After a well-regarded debut in the US in December, The Color Purple is on its way to UK cinemas. But it’s not the first major film adaptation of Alice Walker’s novel, as fans of Steven Spielberg’s 1985 movie will know.
Both follow the life of Celie, and her journey to self-love and overcoming trauma. However, Blitz Bazawule’s version has some key differences that audiences of the first film will notice. Read on to find out more.
The Color Purple drops in UK cinemas on Friday 26 January 2024. You can pre-order tickets from Cineworld, Odeon, Vue and Picturehouse. US viewers can still catch it in cinemas, with tickets available from AMC and Fandango.
Spoilers for The Color Purple (1985) and The Color Purple (2023) below.
The Color Purple (2023) is a musical
If you’ve missed the trailers, you should be aware that the new film is technically an adaptation of the Broadway musical, which made its debut in 2005 and was revived again in 2015. There are also some original songs sprinkled in there, too.

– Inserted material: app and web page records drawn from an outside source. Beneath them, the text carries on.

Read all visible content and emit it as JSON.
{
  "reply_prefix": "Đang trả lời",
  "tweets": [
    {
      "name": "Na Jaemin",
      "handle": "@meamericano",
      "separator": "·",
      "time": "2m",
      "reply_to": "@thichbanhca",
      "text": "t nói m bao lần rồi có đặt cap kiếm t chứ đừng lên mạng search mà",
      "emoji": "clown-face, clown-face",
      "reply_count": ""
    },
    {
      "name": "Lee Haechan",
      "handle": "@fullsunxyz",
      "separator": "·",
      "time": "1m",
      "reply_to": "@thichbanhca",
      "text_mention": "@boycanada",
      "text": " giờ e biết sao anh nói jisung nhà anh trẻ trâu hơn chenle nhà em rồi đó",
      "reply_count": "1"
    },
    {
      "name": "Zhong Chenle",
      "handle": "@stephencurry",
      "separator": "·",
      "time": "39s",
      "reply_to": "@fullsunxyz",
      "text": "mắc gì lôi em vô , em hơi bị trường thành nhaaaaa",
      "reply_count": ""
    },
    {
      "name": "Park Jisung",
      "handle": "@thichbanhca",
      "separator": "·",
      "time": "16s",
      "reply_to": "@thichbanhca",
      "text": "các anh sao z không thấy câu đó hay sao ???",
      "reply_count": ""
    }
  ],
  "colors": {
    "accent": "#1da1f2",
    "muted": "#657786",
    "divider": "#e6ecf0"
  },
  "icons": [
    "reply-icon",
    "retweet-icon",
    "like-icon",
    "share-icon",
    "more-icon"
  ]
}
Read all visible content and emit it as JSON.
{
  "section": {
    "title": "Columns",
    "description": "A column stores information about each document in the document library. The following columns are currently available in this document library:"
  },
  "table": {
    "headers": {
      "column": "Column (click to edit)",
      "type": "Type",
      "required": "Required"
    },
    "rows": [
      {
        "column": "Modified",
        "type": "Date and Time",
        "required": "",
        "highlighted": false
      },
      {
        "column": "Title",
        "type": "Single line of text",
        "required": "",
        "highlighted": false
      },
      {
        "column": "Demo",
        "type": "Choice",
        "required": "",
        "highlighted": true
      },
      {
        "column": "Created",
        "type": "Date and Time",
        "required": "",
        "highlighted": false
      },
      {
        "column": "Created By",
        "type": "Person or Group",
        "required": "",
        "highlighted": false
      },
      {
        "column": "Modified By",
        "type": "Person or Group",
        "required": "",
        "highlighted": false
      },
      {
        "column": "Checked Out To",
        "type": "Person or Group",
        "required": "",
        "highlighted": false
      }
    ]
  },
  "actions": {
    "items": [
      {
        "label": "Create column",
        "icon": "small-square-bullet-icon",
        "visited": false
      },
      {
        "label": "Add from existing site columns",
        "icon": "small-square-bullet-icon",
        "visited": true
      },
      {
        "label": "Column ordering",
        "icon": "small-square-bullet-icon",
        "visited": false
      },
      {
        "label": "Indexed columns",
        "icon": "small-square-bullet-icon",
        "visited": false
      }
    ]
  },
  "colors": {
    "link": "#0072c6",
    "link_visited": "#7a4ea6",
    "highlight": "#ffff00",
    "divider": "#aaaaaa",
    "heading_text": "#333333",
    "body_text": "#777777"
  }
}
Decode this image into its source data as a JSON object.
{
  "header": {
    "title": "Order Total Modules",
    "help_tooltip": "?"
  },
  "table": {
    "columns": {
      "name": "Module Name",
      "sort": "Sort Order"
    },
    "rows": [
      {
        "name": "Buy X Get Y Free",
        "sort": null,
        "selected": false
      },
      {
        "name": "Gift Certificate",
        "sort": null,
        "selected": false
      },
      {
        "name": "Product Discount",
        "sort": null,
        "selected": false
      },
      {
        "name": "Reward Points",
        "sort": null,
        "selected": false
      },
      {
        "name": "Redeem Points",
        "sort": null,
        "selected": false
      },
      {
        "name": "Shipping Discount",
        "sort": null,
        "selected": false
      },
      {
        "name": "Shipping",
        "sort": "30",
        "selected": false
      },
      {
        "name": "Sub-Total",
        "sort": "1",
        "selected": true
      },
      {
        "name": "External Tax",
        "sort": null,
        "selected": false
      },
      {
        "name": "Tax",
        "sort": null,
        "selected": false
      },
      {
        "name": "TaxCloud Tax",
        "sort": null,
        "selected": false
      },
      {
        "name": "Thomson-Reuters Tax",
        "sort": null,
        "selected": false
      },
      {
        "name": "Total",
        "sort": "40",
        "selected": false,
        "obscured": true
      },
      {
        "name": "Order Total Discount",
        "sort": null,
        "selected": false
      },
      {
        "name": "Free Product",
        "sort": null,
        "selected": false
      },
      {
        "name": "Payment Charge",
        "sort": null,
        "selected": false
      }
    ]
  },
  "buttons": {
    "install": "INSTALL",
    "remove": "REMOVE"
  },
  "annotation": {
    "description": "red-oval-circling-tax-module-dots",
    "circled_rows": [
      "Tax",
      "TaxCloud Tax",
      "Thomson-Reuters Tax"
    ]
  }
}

Fantasia Barrino, who first achieved fame on American Idol, takes on the role of Celie. Alongside her heartbreaking and nuanced performance, she gets some showstopping musical numbers which in many ways replace the extensive narration from the first movie.
Fantasia is joined by fellow heavy hitters Taraji P. Henson and Danielle Brooks as Shug Avery and Sofia respectively. There’s also some highly detailed choreography, with a sprawling cast of swing dancers. You can get a taste of what’s to come in the official trailer:
Celie and Shug’s romantic relationship is not ambiguous
The 1985 film is often criticised for downplaying the queer love affair between Celie and Shug. Thankfully, the 2023 musical does not dance around the subject. The pair kiss, wake up together in the same bed after a seemingly intimate night and have several duets that plainly lay out their shared attraction.
The musical does not deviate completely from the novel by making the pair end up together – they remain as friends and Shug marries Grady. Nonetheless, it’s certainly a sign that things have progressed, and as The LA Times reports, this interpretation is more reflective of Walker’s source material.
Mister and Celie have a deeper reconciliation
Mister is very much the villain of both adaptations of The Color Purple. He separates Celie from her sister Nettie after the latter fights back when he tries to sexually assault her, and he abuses Celie throughout their time together.
When Celie finally stands up to him and leaves, his life begins to fall apart. Eventually, he makes up for his past by paying for the fees to get Nettie back to the US. However, Spielberg’s film shows him doing this quietly, without Celie’s knowledge.
In the latest film, after he makes the arrangements, he visits Celie’s tailoring shop to give her some photos and keepsakes of her sister and the children that were taken away from her. He also purchases a pair of unwanted pants to help the business out, and then wears said awful trousers to the Easter dinner. There, he tells Celie that he’s invited a few more guests, as Nettie and her family arrive to reunite with her.
While this isn’t as gritty as the original, it does speak more to the complexity of forgiveness and truly finding peace.
Nettie’s journey has less time in the spotlight
In Spielberg’s film, Nettie’s life as an adult is explored in more depth – there are entire scenes dedicated to her work as a missionary in Africa.
However, in the 2023 version we only see brief snippets of what Celie reads in the letters that Mister hid from her, when they’re rediscovered by Shug. The focus is much more on the main character’s journey, and what she imagines her sister’s life will be like. In a way, this makes the final reunion scene more impactful.
The musical also leaves out a scene where Nettie teaches Celie to read. This event is very briefly hinted at near the beginning but is nowhere near as in-depth.
There are two new characters of note
One huge change that Bazawule makes is introducing Celie’s mother. She appears in a flashback, teaching the girl to sew – a skill that later influences her career. She also briefly shows up in a mirror, when Celie is looking for guidance after her father passes away.
While the second character doesn’t have as much of a plot impact, it’s a fun Easter egg for fans of the original. Whoopi Goldberg, the actress who played Celie in the original movie, returns to The Color Purple. However, this time she plays the midwife who assists Celie as she gives birth to Adam.